SUPPLIED ENTRIES:
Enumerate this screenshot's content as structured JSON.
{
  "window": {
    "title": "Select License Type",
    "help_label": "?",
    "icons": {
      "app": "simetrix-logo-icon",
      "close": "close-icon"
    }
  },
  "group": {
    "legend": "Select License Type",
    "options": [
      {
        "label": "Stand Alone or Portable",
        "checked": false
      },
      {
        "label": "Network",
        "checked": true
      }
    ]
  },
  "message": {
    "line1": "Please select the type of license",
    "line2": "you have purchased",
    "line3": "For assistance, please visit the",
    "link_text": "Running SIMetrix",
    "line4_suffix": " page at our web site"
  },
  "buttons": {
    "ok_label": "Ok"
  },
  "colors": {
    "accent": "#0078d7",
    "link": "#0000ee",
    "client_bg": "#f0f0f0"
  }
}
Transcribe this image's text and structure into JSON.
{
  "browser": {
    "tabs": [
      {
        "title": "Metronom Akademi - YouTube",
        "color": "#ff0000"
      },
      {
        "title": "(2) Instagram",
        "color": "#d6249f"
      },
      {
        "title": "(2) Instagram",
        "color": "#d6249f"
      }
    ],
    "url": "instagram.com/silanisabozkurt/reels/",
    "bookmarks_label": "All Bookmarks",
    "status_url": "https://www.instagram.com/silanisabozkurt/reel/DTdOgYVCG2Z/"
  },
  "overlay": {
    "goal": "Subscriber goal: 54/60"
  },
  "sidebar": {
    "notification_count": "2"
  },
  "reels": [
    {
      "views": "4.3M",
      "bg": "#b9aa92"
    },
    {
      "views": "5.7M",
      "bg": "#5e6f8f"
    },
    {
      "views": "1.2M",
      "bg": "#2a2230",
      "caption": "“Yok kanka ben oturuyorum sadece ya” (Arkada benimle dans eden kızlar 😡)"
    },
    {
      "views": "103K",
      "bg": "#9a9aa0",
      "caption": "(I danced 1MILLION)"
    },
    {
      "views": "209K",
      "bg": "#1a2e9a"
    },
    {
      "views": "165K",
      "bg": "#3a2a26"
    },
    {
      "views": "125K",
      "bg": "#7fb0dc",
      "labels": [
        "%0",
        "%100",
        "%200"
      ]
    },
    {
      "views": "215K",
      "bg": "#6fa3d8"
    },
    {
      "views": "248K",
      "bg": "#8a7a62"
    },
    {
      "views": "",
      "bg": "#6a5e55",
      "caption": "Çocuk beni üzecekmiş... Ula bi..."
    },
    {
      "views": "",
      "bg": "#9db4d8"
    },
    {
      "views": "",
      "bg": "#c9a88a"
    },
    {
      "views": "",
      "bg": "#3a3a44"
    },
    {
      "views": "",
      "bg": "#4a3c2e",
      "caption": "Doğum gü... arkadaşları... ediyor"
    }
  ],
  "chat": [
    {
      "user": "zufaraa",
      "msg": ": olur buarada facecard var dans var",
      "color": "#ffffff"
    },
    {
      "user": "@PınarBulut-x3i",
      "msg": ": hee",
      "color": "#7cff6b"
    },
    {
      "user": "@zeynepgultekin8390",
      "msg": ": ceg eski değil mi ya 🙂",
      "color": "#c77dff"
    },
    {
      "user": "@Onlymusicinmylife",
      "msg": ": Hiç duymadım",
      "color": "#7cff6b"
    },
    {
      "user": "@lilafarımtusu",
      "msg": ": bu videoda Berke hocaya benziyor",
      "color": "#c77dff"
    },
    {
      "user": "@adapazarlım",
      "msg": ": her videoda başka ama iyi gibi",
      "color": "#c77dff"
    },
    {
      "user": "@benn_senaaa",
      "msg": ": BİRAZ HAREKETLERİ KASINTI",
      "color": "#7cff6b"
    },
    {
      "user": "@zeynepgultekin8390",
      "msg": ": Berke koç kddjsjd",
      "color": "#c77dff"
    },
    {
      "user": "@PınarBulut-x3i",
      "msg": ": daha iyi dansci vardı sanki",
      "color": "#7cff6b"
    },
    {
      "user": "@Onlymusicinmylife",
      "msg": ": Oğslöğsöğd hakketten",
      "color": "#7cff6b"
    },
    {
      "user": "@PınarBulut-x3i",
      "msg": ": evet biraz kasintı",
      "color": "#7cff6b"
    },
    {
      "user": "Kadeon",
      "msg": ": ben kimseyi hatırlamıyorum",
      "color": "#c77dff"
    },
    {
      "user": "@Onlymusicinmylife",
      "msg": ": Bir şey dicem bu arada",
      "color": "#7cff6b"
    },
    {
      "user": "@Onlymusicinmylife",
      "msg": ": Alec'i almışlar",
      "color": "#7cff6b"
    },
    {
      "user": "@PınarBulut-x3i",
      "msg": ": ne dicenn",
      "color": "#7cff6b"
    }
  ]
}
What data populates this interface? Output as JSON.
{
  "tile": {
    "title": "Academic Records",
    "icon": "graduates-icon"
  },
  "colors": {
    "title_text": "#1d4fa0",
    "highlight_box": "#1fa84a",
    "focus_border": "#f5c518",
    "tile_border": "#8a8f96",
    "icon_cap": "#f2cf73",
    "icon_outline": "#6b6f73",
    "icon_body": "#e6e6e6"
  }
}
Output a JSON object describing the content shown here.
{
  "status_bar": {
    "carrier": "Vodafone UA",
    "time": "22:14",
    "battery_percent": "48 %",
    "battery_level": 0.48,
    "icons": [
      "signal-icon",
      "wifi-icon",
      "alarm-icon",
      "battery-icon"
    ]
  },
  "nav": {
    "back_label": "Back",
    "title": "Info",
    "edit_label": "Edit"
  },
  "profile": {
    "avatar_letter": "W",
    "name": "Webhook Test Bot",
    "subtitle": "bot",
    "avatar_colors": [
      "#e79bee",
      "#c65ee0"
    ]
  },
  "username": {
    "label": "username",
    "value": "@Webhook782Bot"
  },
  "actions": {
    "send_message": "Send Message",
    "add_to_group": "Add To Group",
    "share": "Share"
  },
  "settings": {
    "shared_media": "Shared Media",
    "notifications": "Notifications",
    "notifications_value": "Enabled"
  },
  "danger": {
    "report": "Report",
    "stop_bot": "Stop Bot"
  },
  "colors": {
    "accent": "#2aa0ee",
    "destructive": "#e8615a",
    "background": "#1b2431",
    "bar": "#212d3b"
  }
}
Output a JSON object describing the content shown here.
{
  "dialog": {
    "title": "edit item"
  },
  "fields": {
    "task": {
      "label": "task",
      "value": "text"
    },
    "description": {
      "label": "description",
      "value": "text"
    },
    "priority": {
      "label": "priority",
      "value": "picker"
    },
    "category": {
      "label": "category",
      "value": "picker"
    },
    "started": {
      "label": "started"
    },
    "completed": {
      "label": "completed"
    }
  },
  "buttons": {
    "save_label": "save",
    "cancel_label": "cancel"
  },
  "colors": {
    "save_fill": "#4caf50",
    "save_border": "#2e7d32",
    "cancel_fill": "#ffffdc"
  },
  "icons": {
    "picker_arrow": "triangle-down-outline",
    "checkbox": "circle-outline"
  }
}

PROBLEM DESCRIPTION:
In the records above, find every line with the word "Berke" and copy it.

RESPONSE TO THE EXERCISE:
      "msg": ": bu videoda Berke hocaya benziyor",
      "msg": ": Berke koç kddjsjd",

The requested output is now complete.